:: TASK DETAILS ::
Exactly reproduce each entry, leaving out nothing.

:: PROVIDED DATA ::

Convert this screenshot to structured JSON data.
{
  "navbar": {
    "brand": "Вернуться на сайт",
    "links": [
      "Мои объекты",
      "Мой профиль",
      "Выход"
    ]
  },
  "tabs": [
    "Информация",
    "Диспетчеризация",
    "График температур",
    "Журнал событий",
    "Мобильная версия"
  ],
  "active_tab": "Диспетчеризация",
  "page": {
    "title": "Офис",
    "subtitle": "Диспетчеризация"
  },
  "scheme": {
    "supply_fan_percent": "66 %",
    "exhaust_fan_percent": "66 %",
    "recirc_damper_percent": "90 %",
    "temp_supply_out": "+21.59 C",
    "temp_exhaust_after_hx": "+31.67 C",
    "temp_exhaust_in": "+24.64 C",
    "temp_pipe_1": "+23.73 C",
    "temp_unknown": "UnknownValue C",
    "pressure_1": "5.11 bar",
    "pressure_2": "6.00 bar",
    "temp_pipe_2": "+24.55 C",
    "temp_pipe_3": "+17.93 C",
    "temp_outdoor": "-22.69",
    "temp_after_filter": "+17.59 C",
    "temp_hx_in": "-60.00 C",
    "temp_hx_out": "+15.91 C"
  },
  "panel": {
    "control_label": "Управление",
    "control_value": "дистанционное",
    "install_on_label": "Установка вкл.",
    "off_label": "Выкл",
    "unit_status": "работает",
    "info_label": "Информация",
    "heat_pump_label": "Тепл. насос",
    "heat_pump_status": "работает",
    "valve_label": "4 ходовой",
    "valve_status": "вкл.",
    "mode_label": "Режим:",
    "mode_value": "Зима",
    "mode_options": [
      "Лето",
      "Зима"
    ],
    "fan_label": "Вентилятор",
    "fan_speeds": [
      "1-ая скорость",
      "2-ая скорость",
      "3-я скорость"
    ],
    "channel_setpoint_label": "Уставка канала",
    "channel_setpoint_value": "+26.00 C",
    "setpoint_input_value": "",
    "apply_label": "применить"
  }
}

:: OUTPUT BELOW ::
Convert this screenshot to structured JSON data.
{
  "navbar": {
    "brand": "Вернуться на сайт",
    "links": [
      "Мои объекты",
      "Мой профиль",
      "Выход"
    ]
  },
  "tabs": [
    "Информация",
    "Диспетчеризация",
    "График температур",
    "Журнал событий",
    "Мобильная версия"
  ],
  "active_tab": "Диспетчеризация",
  "page": {
    "title": "Офис",
    "subtitle": "Диспетчеризация"
  },
  "scheme": {
    "supply_fan_percent": "66 %",
    "exhaust_fan_percent": "66 %",
    "recirc_damper_percent": "90 %",
    "temp_supply_out": "+21.59 C",
    "temp_exhaust_after_hx": "+31.67 C",
    "temp_exhaust_in": "+24.64 C",
    "temp_pipe_1": "+23.73 C",
    "temp_unknown": "UnknownValue C",
    "pressure_1": "5.11 bar",
    "pressure_2": "6.00 bar",
    "temp_pipe_2": "+24.55 C",
    "temp_pipe_3": "+17.93 C",
    "temp_outdoor": "-22.69",
    "temp_after_filter": "+17.59 C",
    "temp_hx_in": "-60.00 C",
    "temp_hx_out": "+15.91 C"
  },
  "panel": {
    "control_label": "Управление",
    "control_value": "дистанционное",
    "install_on_label": "Установка вкл.",
    "off_label": "Выкл",
    "unit_status": "работает",
    "info_label": "Информация",
    "heat_pump_label": "Тепл. насос",
    "heat_pump_status": "работает",
    "valve_label": "4 ходовой",
    "valve_status": "вкл.",
    "mode_label": "Режим:",
    "mode_value": "Зима",
    "mode_options": [
      "Лето",
      "Зима"
    ],
    "fan_label": "Вентилятор",
    "fan_speeds": [
      "1-ая скорость",
      "2-ая скорость",
      "3-я скорость"
    ],
    "channel_setpoint_label": "Уставка канала",
    "channel_setpoint_value": "+26.00 C",
    "setpoint_input_value": "",
    "apply_label": "применить"
  }
}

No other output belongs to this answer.